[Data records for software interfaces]
== == ==
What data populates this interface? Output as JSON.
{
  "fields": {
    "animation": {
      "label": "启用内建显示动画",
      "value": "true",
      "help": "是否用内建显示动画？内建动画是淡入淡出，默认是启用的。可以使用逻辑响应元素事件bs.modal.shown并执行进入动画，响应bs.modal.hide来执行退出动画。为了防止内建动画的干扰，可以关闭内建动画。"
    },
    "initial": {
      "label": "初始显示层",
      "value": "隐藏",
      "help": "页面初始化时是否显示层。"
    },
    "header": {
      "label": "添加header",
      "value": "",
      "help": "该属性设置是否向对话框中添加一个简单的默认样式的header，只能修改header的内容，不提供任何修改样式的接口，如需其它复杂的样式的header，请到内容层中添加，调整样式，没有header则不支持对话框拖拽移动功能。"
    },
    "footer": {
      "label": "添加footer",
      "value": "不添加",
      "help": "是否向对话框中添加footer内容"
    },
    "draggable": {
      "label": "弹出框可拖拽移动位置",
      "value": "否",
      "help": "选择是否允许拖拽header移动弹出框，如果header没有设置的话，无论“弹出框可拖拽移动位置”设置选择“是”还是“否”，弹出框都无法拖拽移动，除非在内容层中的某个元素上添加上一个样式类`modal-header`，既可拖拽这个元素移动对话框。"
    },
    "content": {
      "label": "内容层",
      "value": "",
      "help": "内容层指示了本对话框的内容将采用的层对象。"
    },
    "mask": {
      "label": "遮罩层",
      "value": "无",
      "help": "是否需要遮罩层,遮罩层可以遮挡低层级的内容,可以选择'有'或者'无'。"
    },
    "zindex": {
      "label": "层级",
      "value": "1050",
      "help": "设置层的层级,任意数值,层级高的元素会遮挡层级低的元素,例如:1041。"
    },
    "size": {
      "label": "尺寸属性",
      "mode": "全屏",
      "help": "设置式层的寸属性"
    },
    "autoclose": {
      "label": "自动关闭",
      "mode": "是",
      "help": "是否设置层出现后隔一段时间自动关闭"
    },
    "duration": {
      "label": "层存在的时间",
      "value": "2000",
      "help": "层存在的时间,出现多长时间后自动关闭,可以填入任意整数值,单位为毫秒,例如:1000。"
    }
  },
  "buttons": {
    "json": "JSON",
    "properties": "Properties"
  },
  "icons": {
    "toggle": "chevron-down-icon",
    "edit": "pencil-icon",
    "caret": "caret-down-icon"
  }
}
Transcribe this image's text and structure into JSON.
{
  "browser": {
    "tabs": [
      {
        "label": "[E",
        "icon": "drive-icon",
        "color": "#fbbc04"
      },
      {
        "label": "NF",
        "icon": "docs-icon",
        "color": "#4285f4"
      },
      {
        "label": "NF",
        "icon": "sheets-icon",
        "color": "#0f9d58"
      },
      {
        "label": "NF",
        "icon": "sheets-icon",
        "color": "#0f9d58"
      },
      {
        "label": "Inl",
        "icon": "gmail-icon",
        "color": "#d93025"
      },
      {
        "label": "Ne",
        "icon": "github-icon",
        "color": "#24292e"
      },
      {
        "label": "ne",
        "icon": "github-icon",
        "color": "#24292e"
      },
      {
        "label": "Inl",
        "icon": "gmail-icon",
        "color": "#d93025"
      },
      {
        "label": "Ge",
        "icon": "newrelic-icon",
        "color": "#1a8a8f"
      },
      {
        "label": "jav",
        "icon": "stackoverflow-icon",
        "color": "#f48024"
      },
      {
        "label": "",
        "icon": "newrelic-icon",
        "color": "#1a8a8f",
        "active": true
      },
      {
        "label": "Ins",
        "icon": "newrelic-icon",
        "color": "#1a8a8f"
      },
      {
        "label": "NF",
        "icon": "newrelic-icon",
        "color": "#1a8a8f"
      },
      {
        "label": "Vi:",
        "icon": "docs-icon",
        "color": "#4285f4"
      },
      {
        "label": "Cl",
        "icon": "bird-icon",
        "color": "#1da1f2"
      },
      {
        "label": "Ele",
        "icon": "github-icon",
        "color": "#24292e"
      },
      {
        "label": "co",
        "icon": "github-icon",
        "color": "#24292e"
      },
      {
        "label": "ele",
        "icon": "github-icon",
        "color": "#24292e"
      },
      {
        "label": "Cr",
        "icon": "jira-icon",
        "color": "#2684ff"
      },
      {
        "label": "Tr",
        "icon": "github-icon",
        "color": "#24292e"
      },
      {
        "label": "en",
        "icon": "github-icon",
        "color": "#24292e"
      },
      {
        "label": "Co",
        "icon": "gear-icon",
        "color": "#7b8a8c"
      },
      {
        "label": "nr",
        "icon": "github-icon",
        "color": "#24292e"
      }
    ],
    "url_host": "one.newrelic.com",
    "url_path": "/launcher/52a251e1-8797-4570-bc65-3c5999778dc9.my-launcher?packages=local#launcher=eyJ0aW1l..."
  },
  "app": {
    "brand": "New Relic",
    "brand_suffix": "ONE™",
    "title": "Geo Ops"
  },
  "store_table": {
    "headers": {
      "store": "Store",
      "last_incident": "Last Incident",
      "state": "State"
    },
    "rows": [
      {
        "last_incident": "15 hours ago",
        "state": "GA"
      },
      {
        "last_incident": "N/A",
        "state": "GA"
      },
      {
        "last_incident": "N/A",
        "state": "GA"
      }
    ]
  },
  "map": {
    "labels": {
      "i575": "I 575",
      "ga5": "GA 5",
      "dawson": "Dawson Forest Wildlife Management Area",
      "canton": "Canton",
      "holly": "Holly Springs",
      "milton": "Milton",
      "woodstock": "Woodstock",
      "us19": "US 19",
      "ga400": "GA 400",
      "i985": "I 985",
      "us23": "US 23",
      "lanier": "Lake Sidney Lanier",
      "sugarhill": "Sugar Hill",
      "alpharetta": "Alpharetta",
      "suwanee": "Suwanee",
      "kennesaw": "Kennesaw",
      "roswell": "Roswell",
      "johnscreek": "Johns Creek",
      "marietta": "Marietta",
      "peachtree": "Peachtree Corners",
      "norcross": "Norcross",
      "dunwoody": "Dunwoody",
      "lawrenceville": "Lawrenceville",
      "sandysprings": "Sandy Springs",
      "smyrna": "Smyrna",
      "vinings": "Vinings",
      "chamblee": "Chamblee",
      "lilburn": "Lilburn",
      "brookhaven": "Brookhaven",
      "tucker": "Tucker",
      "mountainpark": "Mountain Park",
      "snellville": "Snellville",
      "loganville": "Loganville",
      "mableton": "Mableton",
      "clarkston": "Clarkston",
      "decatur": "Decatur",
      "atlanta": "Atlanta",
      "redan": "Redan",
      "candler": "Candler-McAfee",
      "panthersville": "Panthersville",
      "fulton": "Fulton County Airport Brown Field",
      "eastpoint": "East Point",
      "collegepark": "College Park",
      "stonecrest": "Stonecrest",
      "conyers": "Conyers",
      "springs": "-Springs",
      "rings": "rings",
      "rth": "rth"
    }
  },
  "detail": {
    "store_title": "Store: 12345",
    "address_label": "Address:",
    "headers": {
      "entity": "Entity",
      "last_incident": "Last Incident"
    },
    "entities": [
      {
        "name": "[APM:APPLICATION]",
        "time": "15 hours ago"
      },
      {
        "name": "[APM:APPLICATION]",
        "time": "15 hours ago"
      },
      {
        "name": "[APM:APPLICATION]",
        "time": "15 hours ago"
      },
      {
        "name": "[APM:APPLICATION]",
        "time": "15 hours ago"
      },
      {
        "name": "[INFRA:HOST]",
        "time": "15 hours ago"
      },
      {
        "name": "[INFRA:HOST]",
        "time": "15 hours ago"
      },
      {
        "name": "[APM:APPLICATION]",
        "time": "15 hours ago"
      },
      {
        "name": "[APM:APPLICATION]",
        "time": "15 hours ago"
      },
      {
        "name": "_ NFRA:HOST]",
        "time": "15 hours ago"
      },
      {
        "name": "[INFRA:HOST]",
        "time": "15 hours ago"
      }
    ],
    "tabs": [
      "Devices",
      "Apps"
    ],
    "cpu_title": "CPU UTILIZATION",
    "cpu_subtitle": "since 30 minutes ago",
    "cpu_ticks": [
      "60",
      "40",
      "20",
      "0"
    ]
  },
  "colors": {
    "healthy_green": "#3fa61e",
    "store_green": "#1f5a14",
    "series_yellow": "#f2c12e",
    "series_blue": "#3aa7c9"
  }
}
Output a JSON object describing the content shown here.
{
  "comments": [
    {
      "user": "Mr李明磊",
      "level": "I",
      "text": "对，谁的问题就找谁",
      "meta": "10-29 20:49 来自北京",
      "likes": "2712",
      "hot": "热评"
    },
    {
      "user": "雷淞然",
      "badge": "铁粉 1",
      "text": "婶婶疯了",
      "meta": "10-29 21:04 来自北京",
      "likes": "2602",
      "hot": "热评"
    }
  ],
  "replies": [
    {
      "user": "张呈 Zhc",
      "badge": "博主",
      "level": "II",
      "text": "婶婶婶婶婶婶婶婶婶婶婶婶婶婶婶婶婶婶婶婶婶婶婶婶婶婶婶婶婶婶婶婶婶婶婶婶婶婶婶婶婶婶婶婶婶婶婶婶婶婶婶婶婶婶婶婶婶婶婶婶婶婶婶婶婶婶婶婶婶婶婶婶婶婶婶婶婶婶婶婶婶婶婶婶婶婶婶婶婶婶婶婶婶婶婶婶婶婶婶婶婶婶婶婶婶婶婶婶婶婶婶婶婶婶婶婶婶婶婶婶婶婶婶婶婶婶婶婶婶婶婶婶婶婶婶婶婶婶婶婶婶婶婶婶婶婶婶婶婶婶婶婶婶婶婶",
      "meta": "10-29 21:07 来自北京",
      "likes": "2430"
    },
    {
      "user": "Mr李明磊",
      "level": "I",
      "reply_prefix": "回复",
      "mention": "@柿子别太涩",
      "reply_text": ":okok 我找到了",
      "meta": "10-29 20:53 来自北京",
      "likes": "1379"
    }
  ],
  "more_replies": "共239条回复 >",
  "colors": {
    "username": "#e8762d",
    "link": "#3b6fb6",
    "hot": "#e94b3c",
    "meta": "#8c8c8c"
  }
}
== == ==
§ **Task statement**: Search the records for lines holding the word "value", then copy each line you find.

§ **Answer space**:
      "value": "true",
      "value": "隐藏",
      "value": "",
      "value": "不添加",
      "value": "否",
      "value": "",
      "value": "无",
      "value": "1050",
      "value": "2000",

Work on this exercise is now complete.